3.Trees and Shrubs of New Mexico-Carter- I unfortunately did not this book much, but it is in the fashion of its predecessor ‘Trees and Shrubs of Colorado’ which I have used in the past, and like. This volume is more extensive than the previous and uses the same format. It makes good use of diagnostic keys, and these along with excellent black and white illustration, good plant descriptions and its floristic inclusiveness makes this an excellent choice to learn the woody plants of New Mexico. It also has small county charts for each plant. One day I will give it its day.

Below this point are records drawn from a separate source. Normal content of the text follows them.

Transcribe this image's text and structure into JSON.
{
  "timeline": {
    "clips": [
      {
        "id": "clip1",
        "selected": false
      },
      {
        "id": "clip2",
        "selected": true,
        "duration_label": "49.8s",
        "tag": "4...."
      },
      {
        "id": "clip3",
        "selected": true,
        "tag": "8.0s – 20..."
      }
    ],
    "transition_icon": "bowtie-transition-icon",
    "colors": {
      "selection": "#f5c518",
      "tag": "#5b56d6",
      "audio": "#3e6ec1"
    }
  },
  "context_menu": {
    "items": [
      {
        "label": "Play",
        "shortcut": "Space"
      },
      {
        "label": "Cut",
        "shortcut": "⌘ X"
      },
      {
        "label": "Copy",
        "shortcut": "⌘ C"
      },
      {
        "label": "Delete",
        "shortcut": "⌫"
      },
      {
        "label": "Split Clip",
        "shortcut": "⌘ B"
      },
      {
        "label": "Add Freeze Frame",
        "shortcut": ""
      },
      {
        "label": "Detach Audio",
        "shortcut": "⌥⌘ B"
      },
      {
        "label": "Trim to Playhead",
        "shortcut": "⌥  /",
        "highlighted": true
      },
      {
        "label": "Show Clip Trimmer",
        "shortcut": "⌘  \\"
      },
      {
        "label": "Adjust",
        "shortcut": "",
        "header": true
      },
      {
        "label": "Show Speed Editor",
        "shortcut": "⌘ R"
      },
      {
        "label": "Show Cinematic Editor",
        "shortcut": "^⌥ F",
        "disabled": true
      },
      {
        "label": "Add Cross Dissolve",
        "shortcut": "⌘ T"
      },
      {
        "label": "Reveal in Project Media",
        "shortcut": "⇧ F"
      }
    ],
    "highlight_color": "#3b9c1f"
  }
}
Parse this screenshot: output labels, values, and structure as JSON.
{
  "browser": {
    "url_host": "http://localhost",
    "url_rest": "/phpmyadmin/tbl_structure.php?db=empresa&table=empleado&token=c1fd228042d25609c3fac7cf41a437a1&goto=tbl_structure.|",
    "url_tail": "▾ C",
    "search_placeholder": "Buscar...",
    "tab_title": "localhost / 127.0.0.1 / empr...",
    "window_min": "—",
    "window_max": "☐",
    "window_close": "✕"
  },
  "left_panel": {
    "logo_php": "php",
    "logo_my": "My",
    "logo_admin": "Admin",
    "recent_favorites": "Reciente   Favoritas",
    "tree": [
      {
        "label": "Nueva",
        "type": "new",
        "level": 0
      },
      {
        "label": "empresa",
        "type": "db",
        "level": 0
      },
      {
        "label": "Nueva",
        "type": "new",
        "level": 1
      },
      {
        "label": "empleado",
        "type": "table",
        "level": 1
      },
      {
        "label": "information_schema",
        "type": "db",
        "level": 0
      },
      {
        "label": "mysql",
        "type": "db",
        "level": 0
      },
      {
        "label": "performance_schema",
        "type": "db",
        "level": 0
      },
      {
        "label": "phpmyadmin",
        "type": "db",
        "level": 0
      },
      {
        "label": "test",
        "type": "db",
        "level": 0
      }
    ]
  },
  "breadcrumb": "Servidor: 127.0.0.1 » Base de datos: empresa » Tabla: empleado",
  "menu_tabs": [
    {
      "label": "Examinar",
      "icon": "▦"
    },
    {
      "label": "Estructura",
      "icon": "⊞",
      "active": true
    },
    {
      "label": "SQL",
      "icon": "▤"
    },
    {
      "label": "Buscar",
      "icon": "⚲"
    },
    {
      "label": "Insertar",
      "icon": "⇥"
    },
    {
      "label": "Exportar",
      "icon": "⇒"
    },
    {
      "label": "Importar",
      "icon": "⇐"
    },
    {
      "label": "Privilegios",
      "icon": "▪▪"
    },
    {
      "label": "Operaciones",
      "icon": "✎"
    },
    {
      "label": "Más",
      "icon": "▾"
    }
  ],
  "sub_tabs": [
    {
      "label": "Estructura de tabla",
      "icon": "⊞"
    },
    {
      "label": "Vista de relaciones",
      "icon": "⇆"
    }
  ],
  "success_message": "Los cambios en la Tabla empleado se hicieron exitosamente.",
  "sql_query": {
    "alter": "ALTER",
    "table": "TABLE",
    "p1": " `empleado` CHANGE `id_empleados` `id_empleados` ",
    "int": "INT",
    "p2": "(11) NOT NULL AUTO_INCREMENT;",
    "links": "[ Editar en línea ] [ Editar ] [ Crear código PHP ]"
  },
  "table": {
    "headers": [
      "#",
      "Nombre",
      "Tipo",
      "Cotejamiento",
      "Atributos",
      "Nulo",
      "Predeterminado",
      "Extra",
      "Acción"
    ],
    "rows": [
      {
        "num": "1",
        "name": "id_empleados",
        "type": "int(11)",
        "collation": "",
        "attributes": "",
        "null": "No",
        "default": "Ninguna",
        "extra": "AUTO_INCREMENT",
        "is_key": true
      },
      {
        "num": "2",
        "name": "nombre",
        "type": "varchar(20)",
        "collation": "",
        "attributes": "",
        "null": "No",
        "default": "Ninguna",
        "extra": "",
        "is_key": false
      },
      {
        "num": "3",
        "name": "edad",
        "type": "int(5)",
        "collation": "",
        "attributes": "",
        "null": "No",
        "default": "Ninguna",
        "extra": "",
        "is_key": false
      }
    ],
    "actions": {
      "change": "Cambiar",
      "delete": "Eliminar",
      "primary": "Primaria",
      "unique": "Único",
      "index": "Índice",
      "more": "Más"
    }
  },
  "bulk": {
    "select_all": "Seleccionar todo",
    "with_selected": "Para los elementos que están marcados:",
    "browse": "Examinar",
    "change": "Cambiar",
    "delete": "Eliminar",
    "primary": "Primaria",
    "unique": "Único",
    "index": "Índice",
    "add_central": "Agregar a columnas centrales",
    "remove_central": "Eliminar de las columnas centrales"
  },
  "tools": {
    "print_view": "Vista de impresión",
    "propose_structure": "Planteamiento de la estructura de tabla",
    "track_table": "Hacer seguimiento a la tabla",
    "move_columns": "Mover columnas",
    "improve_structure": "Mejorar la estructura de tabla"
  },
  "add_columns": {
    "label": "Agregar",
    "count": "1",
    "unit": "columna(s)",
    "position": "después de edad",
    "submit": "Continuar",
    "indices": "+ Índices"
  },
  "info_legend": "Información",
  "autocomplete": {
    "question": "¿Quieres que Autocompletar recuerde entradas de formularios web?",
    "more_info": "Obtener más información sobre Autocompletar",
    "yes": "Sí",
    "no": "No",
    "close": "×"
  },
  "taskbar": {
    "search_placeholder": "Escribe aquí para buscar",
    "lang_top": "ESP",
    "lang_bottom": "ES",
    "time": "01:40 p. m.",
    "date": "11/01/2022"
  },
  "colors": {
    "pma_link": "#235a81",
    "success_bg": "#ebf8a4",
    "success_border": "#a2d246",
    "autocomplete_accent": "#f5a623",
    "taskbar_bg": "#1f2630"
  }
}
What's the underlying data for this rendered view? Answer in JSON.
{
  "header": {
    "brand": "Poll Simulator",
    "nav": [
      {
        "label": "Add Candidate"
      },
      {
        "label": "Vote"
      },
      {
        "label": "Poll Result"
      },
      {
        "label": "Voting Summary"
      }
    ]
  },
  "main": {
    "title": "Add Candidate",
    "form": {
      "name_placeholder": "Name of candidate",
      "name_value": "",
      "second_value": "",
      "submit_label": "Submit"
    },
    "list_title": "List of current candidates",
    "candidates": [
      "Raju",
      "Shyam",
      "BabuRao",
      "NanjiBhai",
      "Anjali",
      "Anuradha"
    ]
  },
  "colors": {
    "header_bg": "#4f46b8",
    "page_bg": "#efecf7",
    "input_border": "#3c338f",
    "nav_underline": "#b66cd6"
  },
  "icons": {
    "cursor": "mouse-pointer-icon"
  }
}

4.Weeds of the West-many authors-This is a beautifully done book as it contains a number (usually 3) of largish color photos for each plant, showing important characteristic features. This is what sets this book apart from other field guides, plus its focus on weedy plants.  It is clearly devised for folks whom may not know how to use botanical keys, but who need to identify weeds to potentially help eradicate them. So instead of writing a lot of technical details, the authors fill the pages with photos not words. Of course there are down sides to this as well. For those of us who want to make positive identification, you will still need an inclusive flora with botanical keys. But that is not the purpose of this book, which is to help land-managers figure out what plants they are looking at. And it will work for you this way too. There is a very basic family key that is not too helpful, so you will need to know what family your plant is in, as that is how they are ordered in the book. This book is on heavy-stock paper and is quite thick and heavy, not a backpack book. All this said, I recommend this book for quick reference if you are in its region, and of course the ‘weeds’ are some of the most common (and commonly handsome) plants you will see.